“A lot of my friends were Bernie (Sanders) supporters, and most of them voted for Hillary,” Loebs said. “They said if Trump became president, there would be World War III. They called him a racist. They cast it like I would have to be crazy to support Trump. So I kept it to myself. Some of my family members know I voted for him, but my friends don’t.”
Loebs said he agreed with more of Clinton’s views than those of Trump, but he strongly disliked her using a private email server when she ran the State Department.
“I just don’t trust Hillary,” Loebs said. “I did a summer internship at the Pentagon that required a security clearance. Even I knew the rules surrounding how to handle classified information. If I had done the same thing as her, I would have, at a minimum, lost my job.”
58, 0 The number of Florida’s 67 counties that Trump carried, and the number of its five most populous counties that he won
Another millennial, Moses Winters, just graduated from the university with a business degree. He now manages a clothing store.
Winters said he’d voiced his support for Trump only when asked by friends he trusted. Even then, he said, people who overheard him sometimes made their displeasure known.
“All you have to do is say Trump’s name, and you get dirty looks,” he said.
Like other Trump supporters, Winters said the onetime host of “The Apprentice” was “over the top at times” but that he appreciated Trump’s directness.
“There’s something to be said for the kind of person who doesn’t beat around the bush on issues,” Winters said. “We’ve got this culture now where you’ve got to tread on eggshells because somebody’s going to take offense. Trump doesn’t care.”
He added: “I like that – to a degree.”
Among some Trump backers, feared hostility from Clinton supporters wasn’t the only reason for their reticence to proclaim their allegiance publicly. A number said they weren’t enamored of the Republican candidate.
“Both of them are jerks,” said John Foushi, a military veteran who later worked as a commercial helicopter pilot before retiring. “I just picked the smaller jerk. We needed a change. Trump’s got some good ideas if he’s able to accomplish them.”
I didn’t want to bring it up with anybody else. I didn’t want to have to go through any confrontations with anybody. It wouldn’t have mattered what I said anyway.
Frank Amato, retired biomedical engineer
Foushi, a registered Republican, said Trump was a big comedown from Ronald Reagan.
When the late president was campaigning in Iowa in 1980, his campaign hired the helicopter pilot to fly him around the state for a day. But to Foushi’s bitter disappointment, fog grounded his plane in Des Moines and the Reagan entourage switched to cars.

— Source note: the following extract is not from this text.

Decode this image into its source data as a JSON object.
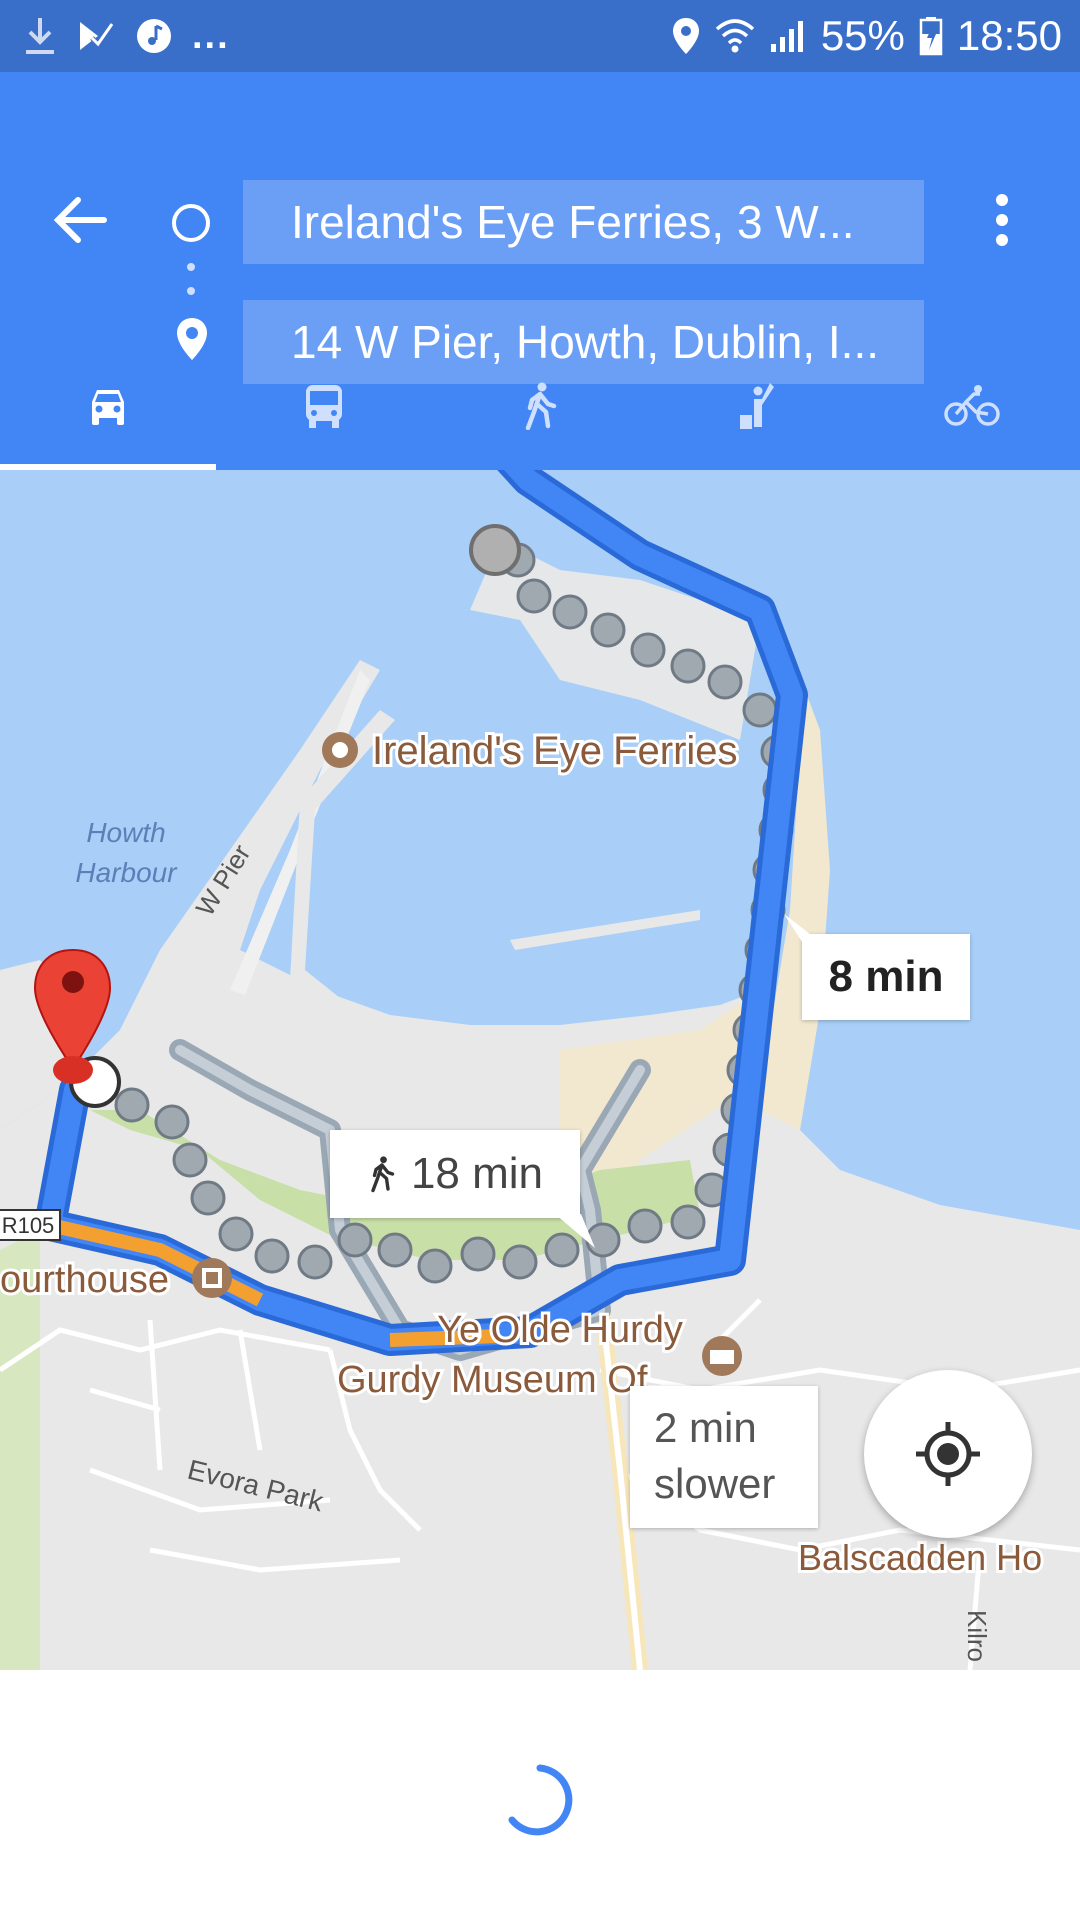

Before the former California governor and his aides left, he and Foushi shared a small breakfast at the Holiday Inn in Des Moines where they’d spent the night.

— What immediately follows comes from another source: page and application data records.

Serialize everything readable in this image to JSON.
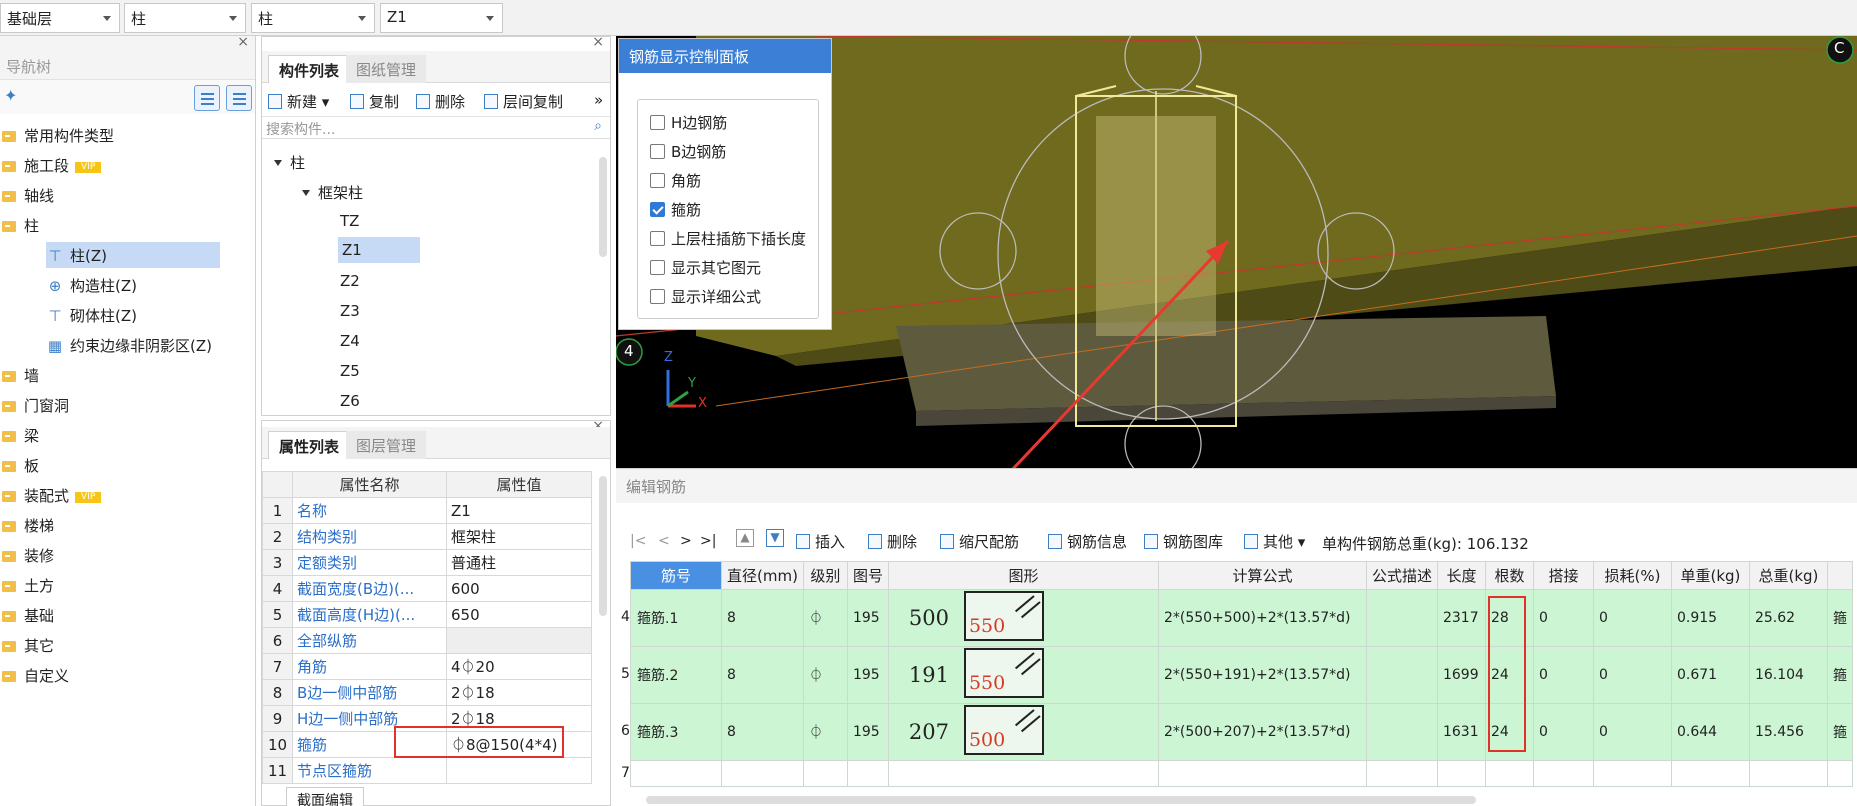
{
  "top_selects": [
    {
      "value": "基础层"
    },
    {
      "value": "柱"
    },
    {
      "value": "柱"
    },
    {
      "value": "Z1"
    }
  ],
  "nav": {
    "title": "导航树",
    "items": [
      {
        "label": "常用构件类型"
      },
      {
        "label": "施工段",
        "badge": "VIP"
      },
      {
        "label": "轴线"
      },
      {
        "label": "柱"
      },
      {
        "label": "柱(Z)"
      },
      {
        "label": "构造柱(Z)"
      },
      {
        "label": "砌体柱(Z)"
      },
      {
        "label": "约束边缘非阴影区(Z)"
      },
      {
        "label": "墙"
      },
      {
        "label": "门窗洞"
      },
      {
        "label": "梁"
      },
      {
        "label": "板"
      },
      {
        "label": "装配式",
        "badge": "VIP"
      },
      {
        "label": "楼梯"
      },
      {
        "label": "装修"
      },
      {
        "label": "土方"
      },
      {
        "label": "基础"
      },
      {
        "label": "其它"
      },
      {
        "label": "自定义"
      }
    ]
  },
  "component_panel": {
    "tabs": [
      "构件列表",
      "图纸管理"
    ],
    "toolbar": [
      "新建",
      "复制",
      "删除",
      "层间复制"
    ],
    "search_placeholder": "搜索构件...",
    "tree": {
      "root": "柱",
      "group": "框架柱",
      "items": [
        "TZ",
        "Z1",
        "Z2",
        "Z3",
        "Z4",
        "Z5",
        "Z6"
      ],
      "selected": "Z1"
    }
  },
  "property_panel": {
    "tabs": [
      "属性列表",
      "图层管理"
    ],
    "headers": [
      "属性名称",
      "属性值"
    ],
    "rows": [
      {
        "n": "1",
        "k": "名称",
        "v": "Z1"
      },
      {
        "n": "2",
        "k": "结构类别",
        "v": "框架柱"
      },
      {
        "n": "3",
        "k": "定额类别",
        "v": "普通柱"
      },
      {
        "n": "4",
        "k": "截面宽度(B边)(...",
        "v": "600"
      },
      {
        "n": "5",
        "k": "截面高度(H边)(...",
        "v": "650"
      },
      {
        "n": "6",
        "k": "全部纵筋",
        "v": ""
      },
      {
        "n": "7",
        "k": "角筋",
        "v": "4⏀20"
      },
      {
        "n": "8",
        "k": "B边一侧中部筋",
        "v": "2⏀18"
      },
      {
        "n": "9",
        "k": "H边一侧中部筋",
        "v": "2⏀18"
      },
      {
        "n": "10",
        "k": "箍筋",
        "v": "⏀8@150(4*4)"
      },
      {
        "n": "11",
        "k": "节点区箍筋",
        "v": ""
      }
    ],
    "bottom_tab": "截面编辑"
  },
  "rebar_panel": {
    "title": "钢筋显示控制面板",
    "options": [
      {
        "label": "H边钢筋",
        "checked": false
      },
      {
        "label": "B边钢筋",
        "checked": false
      },
      {
        "label": "角筋",
        "checked": false
      },
      {
        "label": "箍筋",
        "checked": true
      },
      {
        "label": "上层柱插筋下插长度",
        "checked": false
      },
      {
        "label": "显示其它图元",
        "checked": false
      },
      {
        "label": "显示详细公式",
        "checked": false
      }
    ]
  },
  "view3d": {
    "axis_c": "C",
    "axis_4": "4",
    "axis_z": "Z",
    "axis_y": "Y",
    "axis_x": "X"
  },
  "edit_rebar": {
    "title": "编辑钢筋",
    "toolbar": [
      "插入",
      "删除",
      "缩尺配筋",
      "钢筋信息",
      "钢筋图库",
      "其他"
    ],
    "total_label": "单构件钢筋总重(kg): 106.132",
    "headers": [
      "筋号",
      "直径(mm)",
      "级别",
      "图号",
      "图形",
      "计算公式",
      "公式描述",
      "长度",
      "根数",
      "搭接",
      "损耗(%)",
      "单重(kg)",
      "总重(kg)"
    ],
    "rows": [
      {
        "no": "4",
        "name": "箍筋.1",
        "dia": "8",
        "grade": "⏀",
        "fig": "195",
        "s1": "500",
        "s2": "550",
        "formula": "2*(550+500)+2*(13.57*d)",
        "desc": "",
        "len": "2317",
        "count": "28",
        "lap": "0",
        "loss": "0",
        "unit": "0.915",
        "total": "25.62",
        "extra": "箍"
      },
      {
        "no": "5",
        "name": "箍筋.2",
        "dia": "8",
        "grade": "⏀",
        "fig": "195",
        "s1": "191",
        "s2": "550",
        "formula": "2*(550+191)+2*(13.57*d)",
        "desc": "",
        "len": "1699",
        "count": "24",
        "lap": "0",
        "loss": "0",
        "unit": "0.671",
        "total": "16.104",
        "extra": "箍"
      },
      {
        "no": "6",
        "name": "箍筋.3",
        "dia": "8",
        "grade": "⏀",
        "fig": "195",
        "s1": "207",
        "s2": "500",
        "formula": "2*(500+207)+2*(13.57*d)",
        "desc": "",
        "len": "1631",
        "count": "24",
        "lap": "0",
        "loss": "0",
        "unit": "0.644",
        "total": "15.456",
        "extra": "箍"
      }
    ],
    "empty_row_no": "7"
  },
  "colors": {
    "accent": "#3c7fd6",
    "highlight": "#e0312a",
    "row_green": "#ccf5d3",
    "beam": "#6f6a1e"
  }
}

“He was dunking doughnuts in his coffee, and I was dunking doughnuts in my coffee,” Foushi recalled. “Just a regular guy.”
Some Trump supporters discovered strength in numbers. Those who live in areas where his support was higher found it easier to speak out.

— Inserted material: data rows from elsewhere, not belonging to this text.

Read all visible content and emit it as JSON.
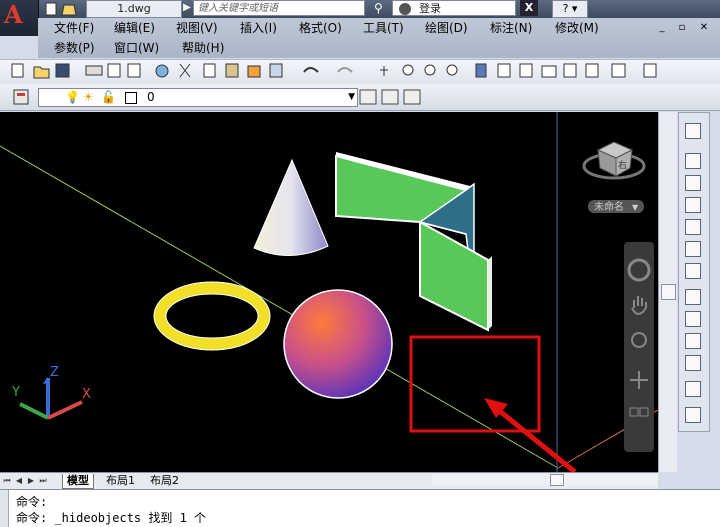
{
  "title_bar": {
    "file_tab": "1.dwg",
    "search_placeholder": "键入关键字或短语",
    "login_label": "登录",
    "exchange_label": "X",
    "help_label": "?"
  },
  "menu": {
    "row1": [
      "文件(F)",
      "编辑(E)",
      "视图(V)",
      "插入(I)",
      "格式(O)",
      "工具(T)",
      "绘图(D)",
      "标注(N)",
      "修改(M)"
    ],
    "row2": [
      "参数(P)",
      "窗口(W)",
      "帮助(H)"
    ]
  },
  "layer_bar": {
    "current_layer": "0"
  },
  "viewcube": {
    "face_label": "右",
    "ucs_dropdown": "未命名"
  },
  "ucs": {
    "x_label": "X",
    "y_label": "Y",
    "z_label": "Z"
  },
  "layout_tabs": [
    "模型",
    "布局1",
    "布局2"
  ],
  "command_line": {
    "lines": [
      "命令:",
      "命令: _hideobjects 找到 1 个"
    ]
  },
  "colors": {
    "canvas": "#000000",
    "highlight_box": "#e01010",
    "arrow": "#e01010",
    "cone": "#d8d8e8",
    "torus": "#f0e020",
    "sphere_top": "#ff7a3a",
    "sphere_bottom": "#5a3cc8",
    "panel_green": "#58c958",
    "panel_teal": "#2f6e88"
  }
}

Bill Doyle, a retired stockbroker, lives in Riverview, Florida, on the edge of Hillsborough County east of Tampa. While Hillsborough was one of the nine Clinton counties, his gated golf community is filled with Trump fans.
“I want change,” he said. “That’s why I voted for Trump. With Hillary, it would be the same-old same-old. His issue with immigration is huge. I think he will do something there, I really do.”
Doyle, who lost his son in the Sept. 11, 2001, attacks, said Trump also supported the families’ lawsuit against the Saudi government for alleged financing of the terrorist assault. Clinton had opposed such a suit as secretary of state, and Congress had to override a veto by President Barack Obama to allow it to move forward.
Back in Orlando, a man with thinning gray hair sat on a bench outside Millenia Mall, enjoying the afternoon sun. He had a ready explanation for his support of Trump in the election.
“That was my choice,” he said. “Why shouldn’t I admit it? I’m a big enough guy to defend myself.”
Asked to provide his name, he responded: “Do I have to give you my name?”